* _Extracted entries_

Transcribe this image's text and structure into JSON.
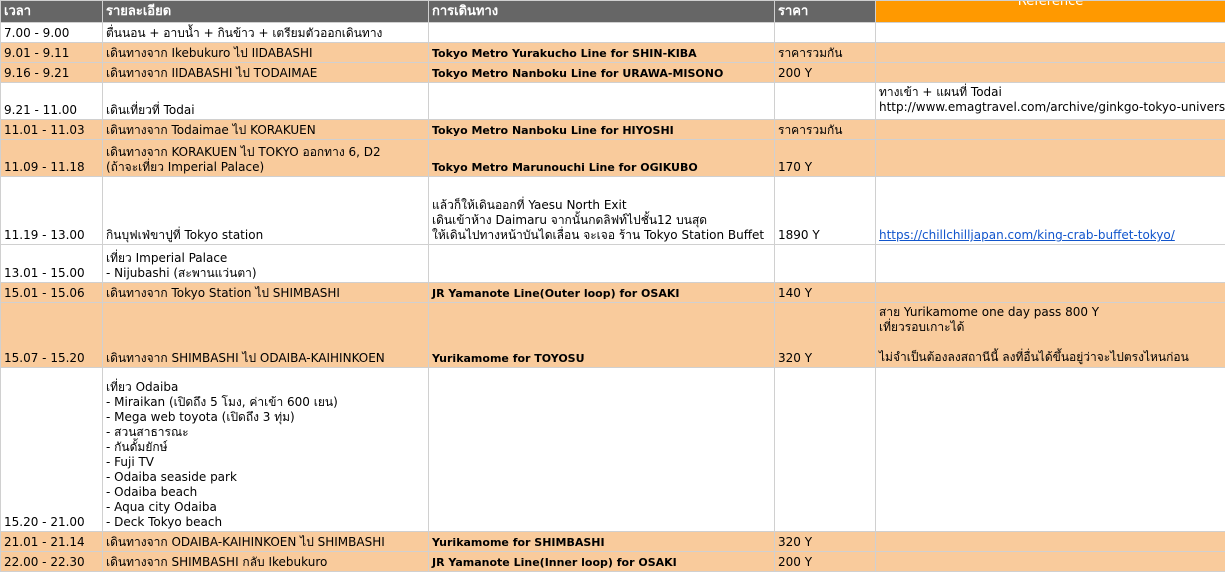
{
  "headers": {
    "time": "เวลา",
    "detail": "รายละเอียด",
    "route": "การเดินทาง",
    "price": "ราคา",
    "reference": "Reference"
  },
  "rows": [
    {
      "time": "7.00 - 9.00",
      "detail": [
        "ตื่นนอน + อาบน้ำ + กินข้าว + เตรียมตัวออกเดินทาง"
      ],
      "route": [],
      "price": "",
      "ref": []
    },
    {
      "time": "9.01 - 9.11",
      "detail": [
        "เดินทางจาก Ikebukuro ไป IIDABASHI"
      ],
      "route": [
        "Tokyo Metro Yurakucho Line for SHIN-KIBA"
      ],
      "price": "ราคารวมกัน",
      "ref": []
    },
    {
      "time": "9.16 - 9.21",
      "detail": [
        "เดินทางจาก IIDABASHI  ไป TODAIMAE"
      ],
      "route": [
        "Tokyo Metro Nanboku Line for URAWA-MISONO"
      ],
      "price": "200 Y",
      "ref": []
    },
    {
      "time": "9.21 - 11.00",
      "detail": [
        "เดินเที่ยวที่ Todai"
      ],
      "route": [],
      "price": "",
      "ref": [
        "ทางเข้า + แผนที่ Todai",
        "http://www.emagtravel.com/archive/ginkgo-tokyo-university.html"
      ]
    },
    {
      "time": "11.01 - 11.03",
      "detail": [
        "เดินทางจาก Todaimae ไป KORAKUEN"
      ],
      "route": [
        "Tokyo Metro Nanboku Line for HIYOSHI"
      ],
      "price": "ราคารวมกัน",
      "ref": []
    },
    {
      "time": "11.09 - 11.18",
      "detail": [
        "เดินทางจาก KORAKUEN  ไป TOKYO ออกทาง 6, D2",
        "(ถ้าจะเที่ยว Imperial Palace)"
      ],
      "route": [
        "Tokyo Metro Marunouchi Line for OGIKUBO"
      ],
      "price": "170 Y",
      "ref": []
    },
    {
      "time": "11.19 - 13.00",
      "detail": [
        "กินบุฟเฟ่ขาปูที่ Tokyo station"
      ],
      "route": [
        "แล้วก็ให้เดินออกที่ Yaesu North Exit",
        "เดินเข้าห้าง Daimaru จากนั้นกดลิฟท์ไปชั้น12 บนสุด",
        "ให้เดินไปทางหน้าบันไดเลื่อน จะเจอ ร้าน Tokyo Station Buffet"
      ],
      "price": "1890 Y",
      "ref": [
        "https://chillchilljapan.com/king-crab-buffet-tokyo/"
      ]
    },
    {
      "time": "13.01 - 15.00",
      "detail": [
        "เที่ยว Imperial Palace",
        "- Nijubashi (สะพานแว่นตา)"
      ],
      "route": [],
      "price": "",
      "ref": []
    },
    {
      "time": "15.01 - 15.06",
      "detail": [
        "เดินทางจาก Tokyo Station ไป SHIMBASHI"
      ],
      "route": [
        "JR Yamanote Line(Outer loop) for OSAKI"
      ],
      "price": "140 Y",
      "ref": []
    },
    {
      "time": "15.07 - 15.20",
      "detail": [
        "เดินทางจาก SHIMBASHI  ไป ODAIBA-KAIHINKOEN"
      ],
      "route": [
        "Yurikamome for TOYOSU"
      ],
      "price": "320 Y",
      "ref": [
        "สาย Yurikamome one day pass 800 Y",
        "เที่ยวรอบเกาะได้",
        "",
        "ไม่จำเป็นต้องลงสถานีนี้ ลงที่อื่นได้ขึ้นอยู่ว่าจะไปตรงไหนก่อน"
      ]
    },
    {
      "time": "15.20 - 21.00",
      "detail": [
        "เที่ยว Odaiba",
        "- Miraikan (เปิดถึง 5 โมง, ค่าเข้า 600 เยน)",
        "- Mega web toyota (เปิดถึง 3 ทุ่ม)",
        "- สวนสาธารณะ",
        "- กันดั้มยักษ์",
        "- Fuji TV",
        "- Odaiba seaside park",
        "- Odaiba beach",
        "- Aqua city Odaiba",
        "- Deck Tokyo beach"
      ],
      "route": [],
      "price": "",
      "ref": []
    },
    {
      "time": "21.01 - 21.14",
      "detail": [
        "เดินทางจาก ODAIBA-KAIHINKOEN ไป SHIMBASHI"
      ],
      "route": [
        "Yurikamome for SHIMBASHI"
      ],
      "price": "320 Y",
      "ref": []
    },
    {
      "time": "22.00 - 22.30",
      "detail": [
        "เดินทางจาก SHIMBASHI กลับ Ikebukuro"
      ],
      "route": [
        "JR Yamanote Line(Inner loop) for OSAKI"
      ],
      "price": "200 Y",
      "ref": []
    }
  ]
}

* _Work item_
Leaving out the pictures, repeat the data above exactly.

* _Response area_
Transcribe this image's text and structure into JSON.
{
  "headers": {
    "time": "เวลา",
    "detail": "รายละเอียด",
    "route": "การเดินทาง",
    "price": "ราคา",
    "reference": "Reference"
  },
  "rows": [
    {
      "time": "7.00 - 9.00",
      "detail": [
        "ตื่นนอน + อาบน้ำ + กินข้าว + เตรียมตัวออกเดินทาง"
      ],
      "route": [],
      "price": "",
      "ref": []
    },
    {
      "time": "9.01 - 9.11",
      "detail": [
        "เดินทางจาก Ikebukuro ไป IIDABASHI"
      ],
      "route": [
        "Tokyo Metro Yurakucho Line for SHIN-KIBA"
      ],
      "price": "ราคารวมกัน",
      "ref": []
    },
    {
      "time": "9.16 - 9.21",
      "detail": [
        "เดินทางจาก IIDABASHI  ไป TODAIMAE"
      ],
      "route": [
        "Tokyo Metro Nanboku Line for URAWA-MISONO"
      ],
      "price": "200 Y",
      "ref": []
    },
    {
      "time": "9.21 - 11.00",
      "detail": [
        "เดินเที่ยวที่ Todai"
      ],
      "route": [],
      "price": "",
      "ref": [
        "ทางเข้า + แผนที่ Todai",
        "http://www.emagtravel.com/archive/ginkgo-tokyo-university.html"
      ]
    },
    {
      "time": "11.01 - 11.03",
      "detail": [
        "เดินทางจาก Todaimae ไป KORAKUEN"
      ],
      "route": [
        "Tokyo Metro Nanboku Line for HIYOSHI"
      ],
      "price": "ราคารวมกัน",
      "ref": []
    },
    {
      "time": "11.09 - 11.18",
      "detail": [
        "เดินทางจาก KORAKUEN  ไป TOKYO ออกทาง 6, D2",
        "(ถ้าจะเที่ยว Imperial Palace)"
      ],
      "route": [
        "Tokyo Metro Marunouchi Line for OGIKUBO"
      ],
      "price": "170 Y",
      "ref": []
    },
    {
      "time": "11.19 - 13.00",
      "detail": [
        "กินบุฟเฟ่ขาปูที่ Tokyo station"
      ],
      "route": [
        "แล้วก็ให้เดินออกที่ Yaesu North Exit",
        "เดินเข้าห้าง Daimaru จากนั้นกดลิฟท์ไปชั้น12 บนสุด",
        "ให้เดินไปทางหน้าบันไดเลื่อน จะเจอ ร้าน Tokyo Station Buffet"
      ],
      "price": "1890 Y",
      "ref": [
        "https://chillchilljapan.com/king-crab-buffet-tokyo/"
      ]
    },
    {
      "time": "13.01 - 15.00",
      "detail": [
        "เที่ยว Imperial Palace",
        "- Nijubashi (สะพานแว่นตา)"
      ],
      "route": [],
      "price": "",
      "ref": []
    },
    {
      "time": "15.01 - 15.06",
      "detail": [
        "เดินทางจาก Tokyo Station ไป SHIMBASHI"
      ],
      "route": [
        "JR Yamanote Line(Outer loop) for OSAKI"
      ],
      "price": "140 Y",
      "ref": []
    },
    {
      "time": "15.07 - 15.20",
      "detail": [
        "เดินทางจาก SHIMBASHI  ไป ODAIBA-KAIHINKOEN"
      ],
      "route": [
        "Yurikamome for TOYOSU"
      ],
      "price": "320 Y",
      "ref": [
        "สาย Yurikamome one day pass 800 Y",
        "เที่ยวรอบเกาะได้",
        "",
        "ไม่จำเป็นต้องลงสถานีนี้ ลงที่อื่นได้ขึ้นอยู่ว่าจะไปตรงไหนก่อน"
      ]
    },
    {
      "time": "15.20 - 21.00",
      "detail": [
        "เที่ยว Odaiba",
        "- Miraikan (เปิดถึง 5 โมง, ค่าเข้า 600 เยน)",
        "- Mega web toyota (เปิดถึง 3 ทุ่ม)",
        "- สวนสาธารณะ",
        "- กันดั้มยักษ์",
        "- Fuji TV",
        "- Odaiba seaside park",
        "- Odaiba beach",
        "- Aqua city Odaiba",
        "- Deck Tokyo beach"
      ],
      "route": [],
      "price": "",
      "ref": []
    },
    {
      "time": "21.01 - 21.14",
      "detail": [
        "เดินทางจาก ODAIBA-KAIHINKOEN ไป SHIMBASHI"
      ],
      "route": [
        "Yurikamome for SHIMBASHI"
      ],
      "price": "320 Y",
      "ref": []
    },
    {
      "time": "22.00 - 22.30",
      "detail": [
        "เดินทางจาก SHIMBASHI กลับ Ikebukuro"
      ],
      "route": [
        "JR Yamanote Line(Inner loop) for OSAKI"
      ],
      "price": "200 Y",
      "ref": []
    }
  ]
}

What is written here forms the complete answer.